▶ [TASK STATEMENT]: Copy out every line of the data exactly.

▶ [MATERIAL FOR THIS TASK]:
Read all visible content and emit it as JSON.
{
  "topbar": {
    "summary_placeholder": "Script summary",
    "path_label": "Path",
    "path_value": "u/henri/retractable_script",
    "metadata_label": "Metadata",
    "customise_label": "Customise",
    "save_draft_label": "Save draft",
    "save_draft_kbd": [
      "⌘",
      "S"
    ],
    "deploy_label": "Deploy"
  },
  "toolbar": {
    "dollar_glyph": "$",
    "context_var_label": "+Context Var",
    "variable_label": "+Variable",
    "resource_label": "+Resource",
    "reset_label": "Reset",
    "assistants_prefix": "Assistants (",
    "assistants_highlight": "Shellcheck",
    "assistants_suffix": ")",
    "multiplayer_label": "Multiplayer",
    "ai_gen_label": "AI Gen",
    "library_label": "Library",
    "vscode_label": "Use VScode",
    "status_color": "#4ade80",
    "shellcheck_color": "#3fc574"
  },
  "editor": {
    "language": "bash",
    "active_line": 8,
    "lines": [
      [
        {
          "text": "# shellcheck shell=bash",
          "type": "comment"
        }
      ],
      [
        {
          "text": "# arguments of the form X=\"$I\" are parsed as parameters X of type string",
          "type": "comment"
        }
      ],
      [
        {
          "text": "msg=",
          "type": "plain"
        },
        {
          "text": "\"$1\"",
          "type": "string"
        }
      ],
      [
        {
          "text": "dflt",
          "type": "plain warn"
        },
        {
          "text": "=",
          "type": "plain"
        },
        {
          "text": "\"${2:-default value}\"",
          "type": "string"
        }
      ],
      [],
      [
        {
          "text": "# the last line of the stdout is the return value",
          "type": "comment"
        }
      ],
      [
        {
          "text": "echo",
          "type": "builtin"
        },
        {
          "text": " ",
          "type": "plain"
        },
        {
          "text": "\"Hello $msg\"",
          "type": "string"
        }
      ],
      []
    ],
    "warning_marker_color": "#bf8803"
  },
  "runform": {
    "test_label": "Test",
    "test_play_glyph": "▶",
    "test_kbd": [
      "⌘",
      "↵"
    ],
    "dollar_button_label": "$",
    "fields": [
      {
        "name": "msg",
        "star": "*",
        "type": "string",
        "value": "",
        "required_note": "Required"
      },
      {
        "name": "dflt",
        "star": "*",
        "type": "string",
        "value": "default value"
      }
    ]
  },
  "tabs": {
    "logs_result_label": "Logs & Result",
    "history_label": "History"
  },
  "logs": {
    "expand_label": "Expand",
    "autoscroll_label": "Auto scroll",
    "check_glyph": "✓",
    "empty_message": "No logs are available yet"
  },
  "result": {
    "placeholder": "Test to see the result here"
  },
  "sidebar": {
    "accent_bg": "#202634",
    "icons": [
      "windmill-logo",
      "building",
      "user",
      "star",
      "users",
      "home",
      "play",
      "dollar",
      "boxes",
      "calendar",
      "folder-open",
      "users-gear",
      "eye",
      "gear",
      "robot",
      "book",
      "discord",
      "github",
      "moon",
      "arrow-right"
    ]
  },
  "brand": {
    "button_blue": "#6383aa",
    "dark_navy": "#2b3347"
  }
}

▶ [OUTPUT BELOW]:
Read all visible content and emit it as JSON.
{
  "topbar": {
    "summary_placeholder": "Script summary",
    "path_label": "Path",
    "path_value": "u/henri/retractable_script",
    "metadata_label": "Metadata",
    "customise_label": "Customise",
    "save_draft_label": "Save draft",
    "save_draft_kbd": [
      "⌘",
      "S"
    ],
    "deploy_label": "Deploy"
  },
  "toolbar": {
    "dollar_glyph": "$",
    "context_var_label": "+Context Var",
    "variable_label": "+Variable",
    "resource_label": "+Resource",
    "reset_label": "Reset",
    "assistants_prefix": "Assistants (",
    "assistants_highlight": "Shellcheck",
    "assistants_suffix": ")",
    "multiplayer_label": "Multiplayer",
    "ai_gen_label": "AI Gen",
    "library_label": "Library",
    "vscode_label": "Use VScode",
    "status_color": "#4ade80",
    "shellcheck_color": "#3fc574"
  },
  "editor": {
    "language": "bash",
    "active_line": 8,
    "lines": [
      [
        {
          "text": "# shellcheck shell=bash",
          "type": "comment"
        }
      ],
      [
        {
          "text": "# arguments of the form X=\"$I\" are parsed as parameters X of type string",
          "type": "comment"
        }
      ],
      [
        {
          "text": "msg=",
          "type": "plain"
        },
        {
          "text": "\"$1\"",
          "type": "string"
        }
      ],
      [
        {
          "text": "dflt",
          "type": "plain warn"
        },
        {
          "text": "=",
          "type": "plain"
        },
        {
          "text": "\"${2:-default value}\"",
          "type": "string"
        }
      ],
      [],
      [
        {
          "text": "# the last line of the stdout is the return value",
          "type": "comment"
        }
      ],
      [
        {
          "text": "echo",
          "type": "builtin"
        },
        {
          "text": " ",
          "type": "plain"
        },
        {
          "text": "\"Hello $msg\"",
          "type": "string"
        }
      ],
      []
    ],
    "warning_marker_color": "#bf8803"
  },
  "runform": {
    "test_label": "Test",
    "test_play_glyph": "▶",
    "test_kbd": [
      "⌘",
      "↵"
    ],
    "dollar_button_label": "$",
    "fields": [
      {
        "name": "msg",
        "star": "*",
        "type": "string",
        "value": "",
        "required_note": "Required"
      },
      {
        "name": "dflt",
        "star": "*",
        "type": "string",
        "value": "default value"
      }
    ]
  },
  "tabs": {
    "logs_result_label": "Logs & Result",
    "history_label": "History"
  },
  "logs": {
    "expand_label": "Expand",
    "autoscroll_label": "Auto scroll",
    "check_glyph": "✓",
    "empty_message": "No logs are available yet"
  },
  "result": {
    "placeholder": "Test to see the result here"
  },
  "sidebar": {
    "accent_bg": "#202634",
    "icons": [
      "windmill-logo",
      "building",
      "user",
      "star",
      "users",
      "home",
      "play",
      "dollar",
      "boxes",
      "calendar",
      "folder-open",
      "users-gear",
      "eye",
      "gear",
      "robot",
      "book",
      "discord",
      "github",
      "moon",
      "arrow-right"
    ]
  },
  "brand": {
    "button_blue": "#6383aa",
    "dark_navy": "#2b3347"
  }
}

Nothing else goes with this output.